Activity
The response should contain only those lines of the entries below that include the string "Tratamentos".

========================

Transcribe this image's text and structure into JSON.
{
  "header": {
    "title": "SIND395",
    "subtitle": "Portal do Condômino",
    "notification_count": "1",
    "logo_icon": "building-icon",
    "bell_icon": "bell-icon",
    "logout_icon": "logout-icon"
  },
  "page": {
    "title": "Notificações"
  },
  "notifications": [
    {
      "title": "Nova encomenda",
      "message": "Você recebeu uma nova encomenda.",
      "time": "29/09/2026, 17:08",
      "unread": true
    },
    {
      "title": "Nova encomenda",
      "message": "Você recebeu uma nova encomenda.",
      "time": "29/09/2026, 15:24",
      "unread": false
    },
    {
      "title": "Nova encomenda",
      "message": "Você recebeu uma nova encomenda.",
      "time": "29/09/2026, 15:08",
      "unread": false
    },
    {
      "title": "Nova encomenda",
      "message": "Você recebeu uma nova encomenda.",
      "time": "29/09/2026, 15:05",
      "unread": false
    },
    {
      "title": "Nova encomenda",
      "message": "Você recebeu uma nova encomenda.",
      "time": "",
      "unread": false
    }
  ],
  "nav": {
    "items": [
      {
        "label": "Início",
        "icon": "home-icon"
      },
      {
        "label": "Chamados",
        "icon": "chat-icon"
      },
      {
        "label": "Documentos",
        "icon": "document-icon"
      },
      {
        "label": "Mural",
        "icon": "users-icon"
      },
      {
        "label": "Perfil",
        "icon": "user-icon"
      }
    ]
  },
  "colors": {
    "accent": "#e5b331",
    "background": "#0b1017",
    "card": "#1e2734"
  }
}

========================

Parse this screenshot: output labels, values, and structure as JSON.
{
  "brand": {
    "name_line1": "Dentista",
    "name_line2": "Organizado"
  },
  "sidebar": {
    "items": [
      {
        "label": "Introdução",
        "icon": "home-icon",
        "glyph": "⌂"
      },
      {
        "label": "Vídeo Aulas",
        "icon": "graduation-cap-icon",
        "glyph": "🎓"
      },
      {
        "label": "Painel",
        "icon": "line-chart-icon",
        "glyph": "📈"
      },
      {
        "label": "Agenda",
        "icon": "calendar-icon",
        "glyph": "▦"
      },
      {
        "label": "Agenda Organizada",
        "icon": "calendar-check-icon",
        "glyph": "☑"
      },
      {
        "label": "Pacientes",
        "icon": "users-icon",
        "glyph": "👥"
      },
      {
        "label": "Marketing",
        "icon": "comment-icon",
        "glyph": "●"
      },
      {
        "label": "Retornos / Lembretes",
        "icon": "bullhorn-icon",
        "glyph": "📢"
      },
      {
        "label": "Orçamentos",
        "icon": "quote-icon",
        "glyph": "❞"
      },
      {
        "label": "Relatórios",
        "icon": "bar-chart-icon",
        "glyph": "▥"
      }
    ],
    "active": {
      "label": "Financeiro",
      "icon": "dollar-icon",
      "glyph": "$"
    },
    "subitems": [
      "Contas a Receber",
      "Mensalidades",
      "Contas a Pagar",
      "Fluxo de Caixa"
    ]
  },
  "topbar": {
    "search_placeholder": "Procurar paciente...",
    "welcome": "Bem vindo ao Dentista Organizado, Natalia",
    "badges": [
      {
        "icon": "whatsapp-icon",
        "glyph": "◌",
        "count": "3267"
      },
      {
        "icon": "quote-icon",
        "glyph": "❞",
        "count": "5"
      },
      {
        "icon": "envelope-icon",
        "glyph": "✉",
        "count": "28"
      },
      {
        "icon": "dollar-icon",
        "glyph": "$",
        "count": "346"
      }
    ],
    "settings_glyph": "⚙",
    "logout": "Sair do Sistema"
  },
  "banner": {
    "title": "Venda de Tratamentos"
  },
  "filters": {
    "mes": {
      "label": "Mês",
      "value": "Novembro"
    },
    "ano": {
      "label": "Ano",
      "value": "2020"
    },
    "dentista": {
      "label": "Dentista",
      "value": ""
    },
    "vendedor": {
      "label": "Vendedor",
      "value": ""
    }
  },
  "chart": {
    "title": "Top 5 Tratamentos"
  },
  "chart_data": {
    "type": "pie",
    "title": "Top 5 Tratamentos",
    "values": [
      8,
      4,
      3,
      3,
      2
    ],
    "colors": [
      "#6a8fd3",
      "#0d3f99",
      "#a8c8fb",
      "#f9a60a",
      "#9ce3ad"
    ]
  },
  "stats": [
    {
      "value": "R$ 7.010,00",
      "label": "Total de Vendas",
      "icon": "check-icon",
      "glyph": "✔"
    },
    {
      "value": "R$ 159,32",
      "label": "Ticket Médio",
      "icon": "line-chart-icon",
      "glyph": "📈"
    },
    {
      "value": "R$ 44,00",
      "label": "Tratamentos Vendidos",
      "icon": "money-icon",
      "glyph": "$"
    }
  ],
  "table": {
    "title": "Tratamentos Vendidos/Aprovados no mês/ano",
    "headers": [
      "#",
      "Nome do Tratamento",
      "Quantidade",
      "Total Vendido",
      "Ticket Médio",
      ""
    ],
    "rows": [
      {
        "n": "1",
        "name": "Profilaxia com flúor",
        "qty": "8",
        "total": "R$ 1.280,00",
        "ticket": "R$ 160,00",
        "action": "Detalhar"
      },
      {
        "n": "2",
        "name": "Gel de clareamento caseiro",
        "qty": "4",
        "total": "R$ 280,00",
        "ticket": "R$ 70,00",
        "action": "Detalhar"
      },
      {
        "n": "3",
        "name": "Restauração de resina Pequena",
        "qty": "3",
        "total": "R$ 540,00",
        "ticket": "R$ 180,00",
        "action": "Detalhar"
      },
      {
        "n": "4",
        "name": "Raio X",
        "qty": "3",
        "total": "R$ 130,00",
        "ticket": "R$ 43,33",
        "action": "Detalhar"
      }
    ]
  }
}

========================

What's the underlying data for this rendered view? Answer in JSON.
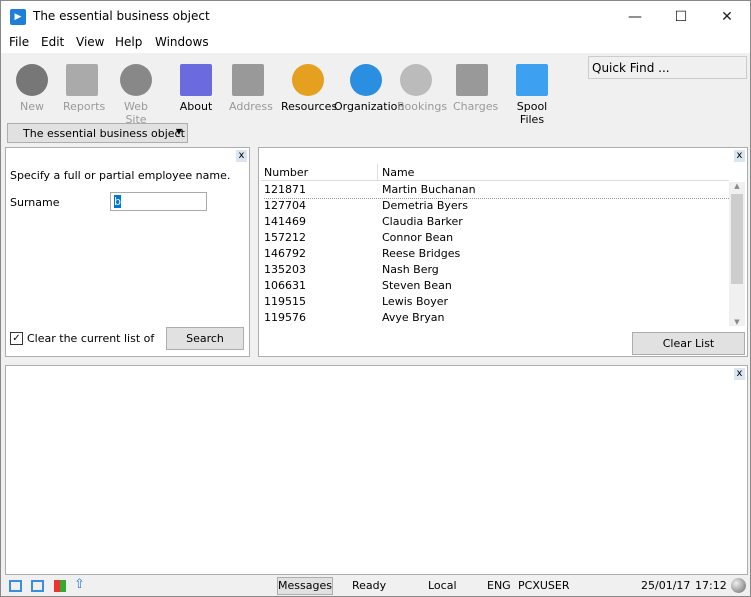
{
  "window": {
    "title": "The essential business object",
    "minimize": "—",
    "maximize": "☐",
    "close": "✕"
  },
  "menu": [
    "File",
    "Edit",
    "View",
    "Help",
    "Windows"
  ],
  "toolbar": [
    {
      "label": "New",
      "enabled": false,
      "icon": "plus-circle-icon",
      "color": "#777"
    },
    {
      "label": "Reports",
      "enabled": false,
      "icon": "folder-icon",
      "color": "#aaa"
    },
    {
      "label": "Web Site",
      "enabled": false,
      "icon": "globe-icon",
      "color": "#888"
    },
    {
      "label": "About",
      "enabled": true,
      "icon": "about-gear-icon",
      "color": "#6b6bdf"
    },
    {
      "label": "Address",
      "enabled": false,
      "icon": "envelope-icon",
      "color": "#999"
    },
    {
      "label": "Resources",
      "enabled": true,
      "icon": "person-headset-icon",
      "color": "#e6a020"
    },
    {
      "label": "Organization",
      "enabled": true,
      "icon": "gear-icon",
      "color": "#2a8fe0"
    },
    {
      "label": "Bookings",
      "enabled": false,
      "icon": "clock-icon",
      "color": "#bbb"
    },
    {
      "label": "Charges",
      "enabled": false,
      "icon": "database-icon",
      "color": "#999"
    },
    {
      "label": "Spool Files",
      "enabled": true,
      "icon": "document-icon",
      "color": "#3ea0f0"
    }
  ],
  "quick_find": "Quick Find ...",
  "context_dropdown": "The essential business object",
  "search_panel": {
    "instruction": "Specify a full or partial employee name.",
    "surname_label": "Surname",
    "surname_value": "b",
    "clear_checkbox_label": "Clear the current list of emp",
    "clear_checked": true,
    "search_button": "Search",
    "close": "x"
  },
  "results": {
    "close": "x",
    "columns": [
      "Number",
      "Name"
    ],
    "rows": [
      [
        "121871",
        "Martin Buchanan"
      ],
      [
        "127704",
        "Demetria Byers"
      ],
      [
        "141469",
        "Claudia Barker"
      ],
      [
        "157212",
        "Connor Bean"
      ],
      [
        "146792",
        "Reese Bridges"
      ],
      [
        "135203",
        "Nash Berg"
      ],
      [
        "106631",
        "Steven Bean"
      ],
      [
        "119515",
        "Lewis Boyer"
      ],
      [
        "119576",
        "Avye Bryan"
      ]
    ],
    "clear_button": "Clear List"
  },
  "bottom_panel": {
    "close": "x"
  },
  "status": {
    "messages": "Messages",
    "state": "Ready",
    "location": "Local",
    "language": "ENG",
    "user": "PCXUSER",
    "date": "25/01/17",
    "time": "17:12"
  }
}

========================

Output for this exercise
    "title": "Venda de Tratamentos"
    "title": "Top 5 Tratamentos"
    "title": "Top 5 Tratamentos",
      "label": "Tratamentos Vendidos",
    "title": "Tratamentos Vendidos/Aprovados no mês/ano",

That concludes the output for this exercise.